2019: the year the climate crisis found its voice

Inspired by a Swedish schoolgirl, millions took to the streets in 2019 - as the world suffered extreme weather and major powers continued to block the radical action scientists say is needed to steer the planet away from a climate cliff-edge.

David Doyle reports.


People are dying.

Entire ecosystems are collapsing.

We are in the beginning of a mass extinction, and all you can talk about is the money and fairy tales of eternal economic growth.

How dare you (crying).

2019 was the year the climate crisis found its voice - and not just that of a 16-year-old Swedish schoolgirl but also in the millions of what Greta Thunberg calls "angry kids" who took to the streets.

(SOUNDBITE) (English) YOUTH CLIMATE ACTIVIST, ZAYNE COWIE, 9 YEARS OLD, SAYING: "Please help us, please don't screw up our future." That voice has been met with resistance from some of the world's major greenhouse gas emitters.

U.S. President Donald Trump said Thunberg has to work on her "anger management problem"; Brazilian President Jair Bolsonaro called her a "brat".

In November Trump officially started the process of withdrawing the U.S from the 2015 Paris Climate agreement saying he needed to protect the U.S. energy market.

(SOUNDBITE) (English) U.S. PRESIDENT, DONALD TRUMP, SAYING: "I'm not going to lose that wealth, I'm not going to lose it on dreams, on windmills" Bolsonaro has dismissed international pressure as the Amazon rainforest - seen as vital to fighting climate change - burned.

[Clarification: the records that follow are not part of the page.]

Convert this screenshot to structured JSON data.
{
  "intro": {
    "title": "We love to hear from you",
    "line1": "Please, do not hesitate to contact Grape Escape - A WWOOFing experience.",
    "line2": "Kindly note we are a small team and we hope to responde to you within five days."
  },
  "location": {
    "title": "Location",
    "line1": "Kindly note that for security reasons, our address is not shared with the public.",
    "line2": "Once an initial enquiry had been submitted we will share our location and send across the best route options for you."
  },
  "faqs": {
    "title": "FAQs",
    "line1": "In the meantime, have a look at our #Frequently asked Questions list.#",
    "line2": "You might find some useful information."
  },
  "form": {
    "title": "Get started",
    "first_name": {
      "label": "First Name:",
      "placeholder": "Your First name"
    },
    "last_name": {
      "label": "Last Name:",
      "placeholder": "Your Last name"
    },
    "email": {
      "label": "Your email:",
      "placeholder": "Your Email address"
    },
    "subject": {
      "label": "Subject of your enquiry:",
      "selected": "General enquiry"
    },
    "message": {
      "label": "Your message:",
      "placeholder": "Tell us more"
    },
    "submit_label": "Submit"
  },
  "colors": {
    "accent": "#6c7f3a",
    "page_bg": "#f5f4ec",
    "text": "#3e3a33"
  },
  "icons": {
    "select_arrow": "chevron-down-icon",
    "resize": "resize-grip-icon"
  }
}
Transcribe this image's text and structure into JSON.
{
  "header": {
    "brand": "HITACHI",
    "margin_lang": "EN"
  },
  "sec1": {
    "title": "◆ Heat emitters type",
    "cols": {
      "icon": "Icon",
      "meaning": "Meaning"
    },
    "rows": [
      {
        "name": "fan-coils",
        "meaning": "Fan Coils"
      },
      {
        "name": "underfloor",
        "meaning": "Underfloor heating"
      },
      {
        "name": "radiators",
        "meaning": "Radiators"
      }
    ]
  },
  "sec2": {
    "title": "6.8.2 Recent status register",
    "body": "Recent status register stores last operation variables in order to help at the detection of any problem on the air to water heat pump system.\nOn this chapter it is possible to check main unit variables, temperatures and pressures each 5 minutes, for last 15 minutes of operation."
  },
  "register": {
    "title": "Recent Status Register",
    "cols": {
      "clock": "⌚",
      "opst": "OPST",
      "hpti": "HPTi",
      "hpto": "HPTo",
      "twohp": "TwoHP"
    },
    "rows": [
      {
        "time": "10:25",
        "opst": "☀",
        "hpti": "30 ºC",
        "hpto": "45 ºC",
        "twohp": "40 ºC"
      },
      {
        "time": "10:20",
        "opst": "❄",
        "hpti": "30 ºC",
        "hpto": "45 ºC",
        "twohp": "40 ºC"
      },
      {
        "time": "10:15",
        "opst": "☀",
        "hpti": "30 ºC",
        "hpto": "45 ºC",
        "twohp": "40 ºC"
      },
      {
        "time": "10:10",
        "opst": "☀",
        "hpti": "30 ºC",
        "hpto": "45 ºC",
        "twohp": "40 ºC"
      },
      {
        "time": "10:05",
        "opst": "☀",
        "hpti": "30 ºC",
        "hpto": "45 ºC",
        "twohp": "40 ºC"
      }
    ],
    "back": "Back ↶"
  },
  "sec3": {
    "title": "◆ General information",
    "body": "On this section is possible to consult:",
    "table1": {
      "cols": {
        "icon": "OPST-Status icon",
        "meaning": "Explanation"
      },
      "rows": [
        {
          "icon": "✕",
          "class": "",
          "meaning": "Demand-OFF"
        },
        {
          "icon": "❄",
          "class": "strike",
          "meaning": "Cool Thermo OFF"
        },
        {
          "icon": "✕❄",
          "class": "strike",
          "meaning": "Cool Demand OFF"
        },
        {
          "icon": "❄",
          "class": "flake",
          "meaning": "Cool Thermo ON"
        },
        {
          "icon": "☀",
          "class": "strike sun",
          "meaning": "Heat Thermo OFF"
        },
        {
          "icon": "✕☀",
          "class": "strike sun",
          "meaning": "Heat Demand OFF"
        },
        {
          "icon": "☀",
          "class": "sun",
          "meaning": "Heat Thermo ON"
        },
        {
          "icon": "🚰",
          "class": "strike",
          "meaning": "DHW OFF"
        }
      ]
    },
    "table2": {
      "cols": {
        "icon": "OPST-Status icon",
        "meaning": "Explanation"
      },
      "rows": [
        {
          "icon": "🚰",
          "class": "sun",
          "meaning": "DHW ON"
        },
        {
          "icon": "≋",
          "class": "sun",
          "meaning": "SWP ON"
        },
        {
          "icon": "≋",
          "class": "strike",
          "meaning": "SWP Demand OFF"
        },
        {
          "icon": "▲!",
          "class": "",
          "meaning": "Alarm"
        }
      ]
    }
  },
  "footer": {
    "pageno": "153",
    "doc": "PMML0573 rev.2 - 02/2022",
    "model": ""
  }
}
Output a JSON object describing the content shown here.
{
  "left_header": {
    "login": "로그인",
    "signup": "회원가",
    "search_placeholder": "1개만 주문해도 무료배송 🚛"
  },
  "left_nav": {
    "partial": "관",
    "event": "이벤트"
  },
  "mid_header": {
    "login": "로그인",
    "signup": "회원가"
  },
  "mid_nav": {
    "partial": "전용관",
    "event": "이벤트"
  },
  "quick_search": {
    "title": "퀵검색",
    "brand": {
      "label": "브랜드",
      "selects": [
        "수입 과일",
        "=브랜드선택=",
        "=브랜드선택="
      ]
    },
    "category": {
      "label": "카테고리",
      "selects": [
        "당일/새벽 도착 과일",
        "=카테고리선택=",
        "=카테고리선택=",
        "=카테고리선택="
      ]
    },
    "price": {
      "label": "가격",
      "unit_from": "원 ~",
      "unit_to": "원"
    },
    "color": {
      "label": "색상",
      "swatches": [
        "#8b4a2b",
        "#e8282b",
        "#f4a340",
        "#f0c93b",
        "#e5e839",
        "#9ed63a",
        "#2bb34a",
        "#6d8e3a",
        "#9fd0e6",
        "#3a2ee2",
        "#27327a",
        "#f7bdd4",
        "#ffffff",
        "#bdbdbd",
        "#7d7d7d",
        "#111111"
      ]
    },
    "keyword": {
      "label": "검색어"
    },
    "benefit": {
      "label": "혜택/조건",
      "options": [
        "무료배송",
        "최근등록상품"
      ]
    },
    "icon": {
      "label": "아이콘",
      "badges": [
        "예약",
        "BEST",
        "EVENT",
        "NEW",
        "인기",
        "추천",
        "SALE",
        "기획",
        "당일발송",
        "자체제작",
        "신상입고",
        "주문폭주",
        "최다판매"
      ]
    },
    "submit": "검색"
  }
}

(SOUNDBITE) (Portuguese) BRAZILIAN PRESIDENT, JAIR BOLSONARO, SAYING: "It's a fallacy to say that the Amazon is part of world heritage and wrong to say, as scientists affirm, that our rainforests are the lungs of the world." Indigenous communities say his policy of opening up the Amazon for development has fueled deliberate fires.

More than 3,000 square miles were destroyed in the first nine months of the year - ten times the area of New York City.

From Typhoon Hagibis in Japan and the Philippines to record temperatures in Europe, bushfires in Australia to Hurricane Dorian, the worst natural disaster in the history of the Bahamas - extreme weather touched every corner of the planet in 2019.

In developing nations, it was often a death sentence.

More than 1,000 dead when Cyclone Idai tore through Mozambique, Zimbabwe and Malawi in March.

More than 1,600 in India's heaviest monsoon season for 25 years.

In the face of this suffering, campaigners hoped that a UN summit at the end of the year would see global powers spurred into action.

Instead, governments have been accused of sleeping at the wheel as the Madrid event closed with only a weak commitment to the Paris agreement.


Secretary-General Antonio Guterres called it a missed opportunity.

The lack of a strong outcome has ratcheted up pressure for the next big climate summit in the UK next November when parties to the Paris agreement expected to boost their commitments to curb greenhouse gas emissions.

But with a lackluster international response at the end of a tumultuous year, progress may well hinge on whether the voice found in 2019 will be heard in 2020.